[5] Ibid.
[6] Harris, E. & Wimer, C. (2004, April). Engaging with families in out-of-school time learning, No. 4. Cambridge, MA: Harvard Family Research Project.
[7] Decker, L. E., et al. (2000). Engaging families & communities, pathways to educational success. Boca Raton, FL:National Community Educational Association, Florida Atlantic University.

[8] Cotton, K., & Wikelund, K. R. (1989). Parent involvement in education. Retrieved February 27, 2008, from the NWREL Web site:

[9] TASC. (2006). Increasing family and parent engagement in after school. New York, NY: Author. Retrieved February 27, 2008, from
[10] MetLife with Harris Interactive. (2007). The MetLife survey of the american teacher 2007: The homework experience. Retrieved March 1, 2008, from MetLife Web site:
[11] MetLife with Harris Interactive. (2005). The MetLife survey of the american teacher 2004-2005 survey: Transitions in the role of supportive relationships. Retrieved March 1, 2008, from MetLife Web site:
[12] Perkins, D. F., et al. (2004). After-school programs parent involvement plan. University Park, PA: Department of Agriculture and Extension Education, The Pennsylvania State University.
[13] Harris, E. & Wimer, C. (2004, April). Engaging with families in out-of-school time learning, No 4. Cambridge, MA: Harvard Family Research Project.
[14]Education Works. (n.d.). Beacon centers connecting families and schools. Retrieved February 29, 2008, from
[15]P/PV. (n.d.) Youth major projects index, Philadelphia Beacons. Retrieved March 3, 2008, from P/PV Web site:
[16] Kakli, Z., Kreider, H., Little, P., Buck, T., & Coffey, M. (2006). Focus on families! How to build and support family-centered practices in after school. Cambridge, MA: Harvard Family Research Project and Build the Out-of-School Time Network (BOSTnet).
[17](n.d.). Retrieved March 4, 2008, from Whitefoord Community Program Web site:
[18] Kakli, Z., Kreider, H., Little, P., Buck, T., & Coffey, M. (2006). Focus on families! How to build and support family-centered practices in after school. Cambridge, MA: Harvard Family Research Project and Build the Out-of-School Time Network (BOSTnet).
[19] (n.d.) Child-parent center. Retrieved February 29, 2008, from Helping America’s Youth Web site:

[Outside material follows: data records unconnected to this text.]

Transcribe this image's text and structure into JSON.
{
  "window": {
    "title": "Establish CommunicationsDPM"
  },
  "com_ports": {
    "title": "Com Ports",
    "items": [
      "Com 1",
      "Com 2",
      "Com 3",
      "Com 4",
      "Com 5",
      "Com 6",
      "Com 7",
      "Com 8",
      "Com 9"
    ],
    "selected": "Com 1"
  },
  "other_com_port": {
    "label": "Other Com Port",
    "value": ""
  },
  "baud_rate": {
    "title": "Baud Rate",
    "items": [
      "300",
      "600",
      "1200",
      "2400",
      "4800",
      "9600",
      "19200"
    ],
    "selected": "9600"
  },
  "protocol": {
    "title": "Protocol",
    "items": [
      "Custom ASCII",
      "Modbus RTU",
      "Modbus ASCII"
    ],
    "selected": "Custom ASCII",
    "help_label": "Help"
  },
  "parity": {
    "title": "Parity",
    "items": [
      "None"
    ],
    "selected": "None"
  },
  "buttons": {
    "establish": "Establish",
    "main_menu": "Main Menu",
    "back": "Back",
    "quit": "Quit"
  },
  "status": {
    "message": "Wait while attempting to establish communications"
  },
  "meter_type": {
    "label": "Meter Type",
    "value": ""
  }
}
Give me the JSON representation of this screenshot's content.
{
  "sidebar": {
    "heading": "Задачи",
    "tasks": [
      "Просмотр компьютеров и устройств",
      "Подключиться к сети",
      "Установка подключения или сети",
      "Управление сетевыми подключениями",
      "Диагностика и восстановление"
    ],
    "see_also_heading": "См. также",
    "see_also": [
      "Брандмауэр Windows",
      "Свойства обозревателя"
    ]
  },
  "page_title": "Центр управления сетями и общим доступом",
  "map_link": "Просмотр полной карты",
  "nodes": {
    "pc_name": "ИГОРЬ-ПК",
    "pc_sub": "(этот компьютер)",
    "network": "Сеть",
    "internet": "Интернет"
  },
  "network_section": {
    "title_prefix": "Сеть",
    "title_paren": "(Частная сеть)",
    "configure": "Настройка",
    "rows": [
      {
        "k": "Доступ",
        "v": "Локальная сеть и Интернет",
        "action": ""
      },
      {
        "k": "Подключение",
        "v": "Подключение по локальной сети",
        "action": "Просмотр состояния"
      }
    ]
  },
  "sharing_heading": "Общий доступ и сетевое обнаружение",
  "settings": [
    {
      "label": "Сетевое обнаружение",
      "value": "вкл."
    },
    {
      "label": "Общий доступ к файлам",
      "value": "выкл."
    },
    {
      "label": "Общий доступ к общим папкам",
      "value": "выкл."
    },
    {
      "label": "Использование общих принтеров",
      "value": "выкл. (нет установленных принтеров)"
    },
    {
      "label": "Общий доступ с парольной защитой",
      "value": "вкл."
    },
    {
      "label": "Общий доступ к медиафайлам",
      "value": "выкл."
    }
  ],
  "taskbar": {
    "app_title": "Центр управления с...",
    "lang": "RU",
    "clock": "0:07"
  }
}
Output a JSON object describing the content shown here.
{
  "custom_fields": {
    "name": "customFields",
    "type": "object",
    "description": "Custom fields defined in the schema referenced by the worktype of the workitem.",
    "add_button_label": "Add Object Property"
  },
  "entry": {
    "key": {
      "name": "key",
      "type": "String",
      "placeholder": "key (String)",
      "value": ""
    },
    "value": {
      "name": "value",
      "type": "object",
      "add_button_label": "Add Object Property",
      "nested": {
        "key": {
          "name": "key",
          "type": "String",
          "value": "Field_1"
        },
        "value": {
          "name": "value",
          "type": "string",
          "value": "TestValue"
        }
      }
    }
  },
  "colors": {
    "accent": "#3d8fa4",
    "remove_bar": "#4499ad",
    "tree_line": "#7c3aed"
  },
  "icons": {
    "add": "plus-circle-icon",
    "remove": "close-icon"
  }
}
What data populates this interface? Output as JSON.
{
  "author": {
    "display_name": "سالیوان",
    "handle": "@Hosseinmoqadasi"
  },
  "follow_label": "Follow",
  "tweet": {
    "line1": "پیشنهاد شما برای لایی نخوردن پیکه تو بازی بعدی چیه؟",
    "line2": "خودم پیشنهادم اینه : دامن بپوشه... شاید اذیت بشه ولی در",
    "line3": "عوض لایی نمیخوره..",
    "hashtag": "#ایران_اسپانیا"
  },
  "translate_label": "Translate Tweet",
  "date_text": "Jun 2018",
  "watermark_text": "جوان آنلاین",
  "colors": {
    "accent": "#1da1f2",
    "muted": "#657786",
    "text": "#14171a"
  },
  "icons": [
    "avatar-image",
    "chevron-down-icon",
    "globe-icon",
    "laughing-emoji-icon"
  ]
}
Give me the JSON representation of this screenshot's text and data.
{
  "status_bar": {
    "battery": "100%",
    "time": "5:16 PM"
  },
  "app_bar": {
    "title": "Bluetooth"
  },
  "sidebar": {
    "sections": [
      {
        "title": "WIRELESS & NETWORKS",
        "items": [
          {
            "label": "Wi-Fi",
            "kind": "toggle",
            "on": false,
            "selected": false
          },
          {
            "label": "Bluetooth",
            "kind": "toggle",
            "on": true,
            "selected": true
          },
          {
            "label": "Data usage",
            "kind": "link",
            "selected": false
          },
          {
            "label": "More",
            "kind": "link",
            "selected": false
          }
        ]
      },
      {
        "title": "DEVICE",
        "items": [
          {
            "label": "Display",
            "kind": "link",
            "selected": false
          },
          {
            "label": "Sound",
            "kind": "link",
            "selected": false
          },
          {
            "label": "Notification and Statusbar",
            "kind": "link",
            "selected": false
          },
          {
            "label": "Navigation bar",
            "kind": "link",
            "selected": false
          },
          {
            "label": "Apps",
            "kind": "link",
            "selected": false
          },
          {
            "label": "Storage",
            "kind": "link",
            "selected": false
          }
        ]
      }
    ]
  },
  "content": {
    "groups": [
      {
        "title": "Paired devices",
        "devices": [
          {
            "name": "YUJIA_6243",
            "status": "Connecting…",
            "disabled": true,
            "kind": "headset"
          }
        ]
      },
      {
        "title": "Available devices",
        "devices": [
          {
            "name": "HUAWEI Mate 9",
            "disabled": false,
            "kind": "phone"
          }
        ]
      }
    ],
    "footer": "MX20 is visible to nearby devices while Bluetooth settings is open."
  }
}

[20](n.d.). Chicago child parent center and expansion program. Retrieved February 29, 2008, from
[21]Lincoln Community Learning Centers. (2006). Retrieved March 4, 2008, from